For the last three years, The Department of Communication Studies at West Virginia University has worked with Seelio, an Ann Arbor-based start up that allows students to showcase their work in an online portfolio.
The digital portfolio service is free to students and has grown since its debut in 2012. Although used by students on over 800 campuses, WVU is one of only a select number of partner universities with exclusive access to a full-service, custom network of portfolios.
“We feel very fortunate to have found Seelio for many reasons. We are able to use Seelio as a platform for student learning and development as well as collaboration in the classroom,” said Andrea Weber, associate professor and undergraduate curriculum coordinator for communication studies.
“It is a great resource for students to reflect and showcase to employers how both in-an-out of classroom learning translates to the professional world. I just can’t say enough about the flexibility and usefulness of this tool.”
David Nesbitt, the Educational Services Lead at Seelio, worked with faculty to teach students new ways to stand out to prospective employers. During his visit, Nesbitt spoke with four communication studies cornerstones and capstone classes.
Faculty learned how to incorporate Seelio into the classroom, while students learned how to use the site as an employer portfolio.
Communication Studies students are now required to create their Seelio portfolios in their cornerstones class. Throughout their college career, students are encouraged to add all of their projects to the portfolio.
Bridget Egler, a senior communication studies and marketing major, learned how to make her portfolio “employer ready” in Weber’s capstone course. Students in this course had to complete their Seelio profile and biography, as well as include a professional photo of themselves and examples of at least eight works.
“I think it’s an amazing tool, and I’m glad the communication studies department requires us to utilize it.” Egler said.
Nesbitt said that he shared tips with the students about how they can use Seelio to better prepare for talking with employers at career fairs and job interviews, as well as tailoring a message when communicating with these employers about jobs.
By using Seelio as a portfolio, employers can actually see what students have done and what they are capable of through examples of their work. Having a digital portfolio to share can really help students to stand out in an interview, said Weber.
“People can get a sense of all the things you’re experienced and worked on,” Egler said. “These aren’t just papers, they actually show how hard you’ve worked and what you know.”
Nesbitt said that he and the Seelio team are very excited to continue working with the faculty and students at WVU.

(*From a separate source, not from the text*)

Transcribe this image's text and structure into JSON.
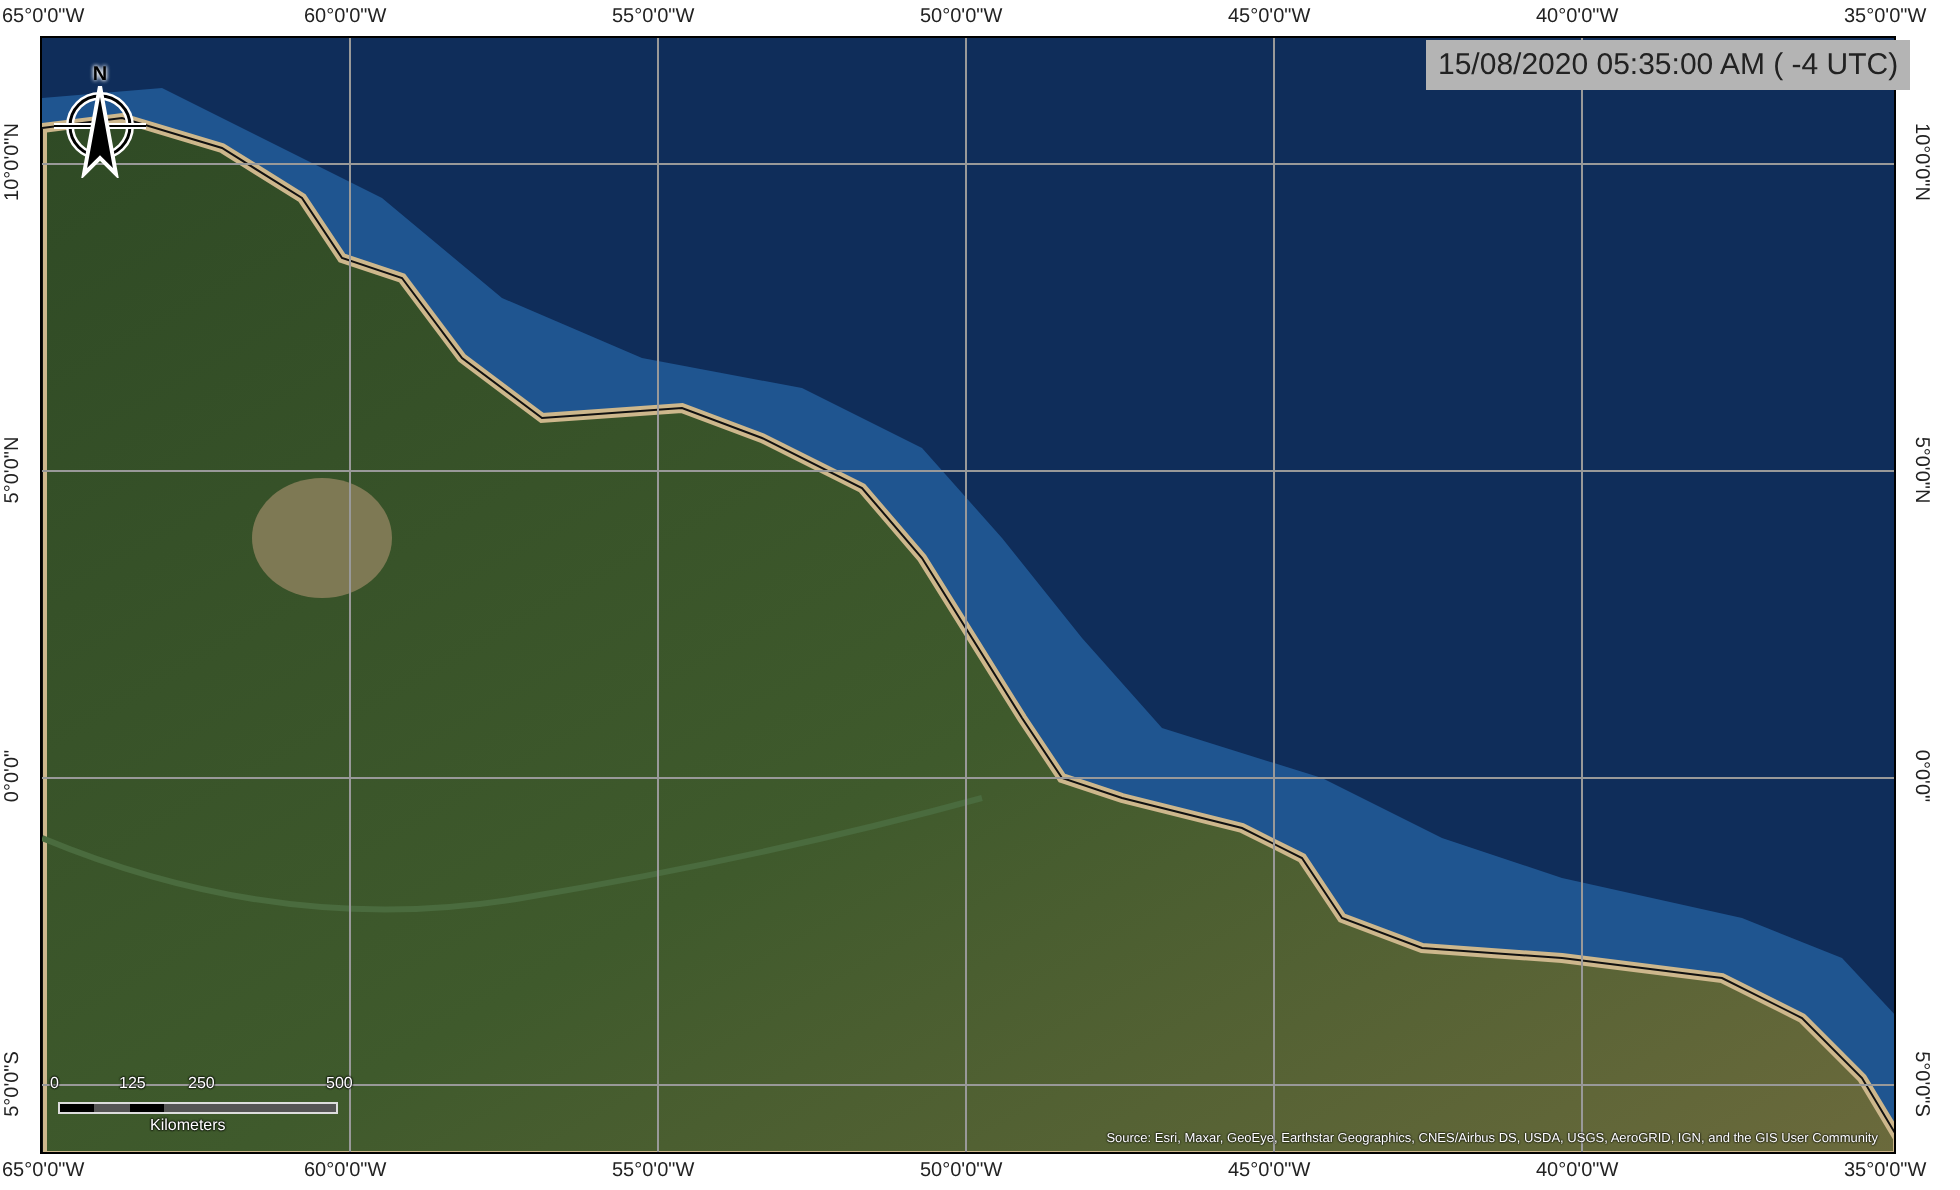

“Students asked excellent questions about how to use Seelio, which made for a very engaging time together,” Nesbitt said. “These students are now ready to use Seelio it its full potential, to document everything they do at WVU and share that compelling story with employers.”